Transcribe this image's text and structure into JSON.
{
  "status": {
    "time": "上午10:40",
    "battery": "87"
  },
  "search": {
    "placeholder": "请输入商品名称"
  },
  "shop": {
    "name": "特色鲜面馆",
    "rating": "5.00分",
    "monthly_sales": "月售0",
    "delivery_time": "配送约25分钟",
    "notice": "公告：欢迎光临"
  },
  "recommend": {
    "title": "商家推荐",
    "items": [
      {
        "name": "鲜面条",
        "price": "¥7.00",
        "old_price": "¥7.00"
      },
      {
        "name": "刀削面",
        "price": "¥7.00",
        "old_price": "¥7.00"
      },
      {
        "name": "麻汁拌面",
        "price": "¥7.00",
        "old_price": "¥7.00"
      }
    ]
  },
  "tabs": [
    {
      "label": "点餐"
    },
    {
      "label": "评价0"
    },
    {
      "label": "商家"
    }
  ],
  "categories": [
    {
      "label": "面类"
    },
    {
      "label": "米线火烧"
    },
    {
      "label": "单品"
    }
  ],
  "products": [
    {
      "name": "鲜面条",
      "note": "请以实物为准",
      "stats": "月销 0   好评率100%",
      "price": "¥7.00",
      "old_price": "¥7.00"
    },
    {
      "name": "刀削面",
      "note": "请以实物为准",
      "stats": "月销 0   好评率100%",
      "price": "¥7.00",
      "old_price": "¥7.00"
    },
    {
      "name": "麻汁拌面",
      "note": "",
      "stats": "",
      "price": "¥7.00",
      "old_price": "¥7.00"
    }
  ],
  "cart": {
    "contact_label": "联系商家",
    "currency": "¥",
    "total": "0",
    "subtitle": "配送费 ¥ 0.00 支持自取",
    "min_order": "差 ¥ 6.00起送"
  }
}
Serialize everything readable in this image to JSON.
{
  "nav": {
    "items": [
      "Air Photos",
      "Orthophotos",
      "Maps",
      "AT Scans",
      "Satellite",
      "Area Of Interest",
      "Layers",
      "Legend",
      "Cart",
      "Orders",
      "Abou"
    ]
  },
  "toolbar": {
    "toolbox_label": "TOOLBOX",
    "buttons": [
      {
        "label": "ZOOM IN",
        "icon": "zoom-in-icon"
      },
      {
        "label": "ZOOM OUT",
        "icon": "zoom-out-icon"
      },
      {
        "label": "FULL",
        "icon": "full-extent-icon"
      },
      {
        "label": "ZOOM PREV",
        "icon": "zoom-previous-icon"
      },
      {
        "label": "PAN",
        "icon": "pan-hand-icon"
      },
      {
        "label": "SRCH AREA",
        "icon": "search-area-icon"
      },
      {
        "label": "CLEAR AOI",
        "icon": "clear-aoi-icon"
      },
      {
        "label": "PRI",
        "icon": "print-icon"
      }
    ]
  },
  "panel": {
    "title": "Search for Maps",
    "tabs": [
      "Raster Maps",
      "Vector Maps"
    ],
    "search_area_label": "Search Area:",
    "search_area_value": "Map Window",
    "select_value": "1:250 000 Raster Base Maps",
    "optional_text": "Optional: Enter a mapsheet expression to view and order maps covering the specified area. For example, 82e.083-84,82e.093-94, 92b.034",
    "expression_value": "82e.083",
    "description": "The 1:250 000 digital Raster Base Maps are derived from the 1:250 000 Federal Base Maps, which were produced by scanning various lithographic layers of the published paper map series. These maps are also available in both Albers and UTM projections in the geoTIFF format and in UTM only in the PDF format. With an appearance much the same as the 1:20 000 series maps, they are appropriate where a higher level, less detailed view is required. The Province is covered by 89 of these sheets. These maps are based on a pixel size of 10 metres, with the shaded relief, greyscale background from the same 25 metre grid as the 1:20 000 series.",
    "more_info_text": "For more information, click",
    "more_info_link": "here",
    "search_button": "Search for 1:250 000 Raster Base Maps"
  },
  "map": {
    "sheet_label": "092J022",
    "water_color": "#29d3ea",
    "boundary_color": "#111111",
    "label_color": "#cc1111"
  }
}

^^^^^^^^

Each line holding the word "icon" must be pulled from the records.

#### [Exercise solution]
        "icon": "zoom-in-icon"
        "icon": "zoom-out-icon"
        "icon": "full-extent-icon"
        "icon": "zoom-previous-icon"
        "icon": "pan-hand-icon"
        "icon": "search-area-icon"
        "icon": "clear-aoi-icon"
        "icon": "print-icon"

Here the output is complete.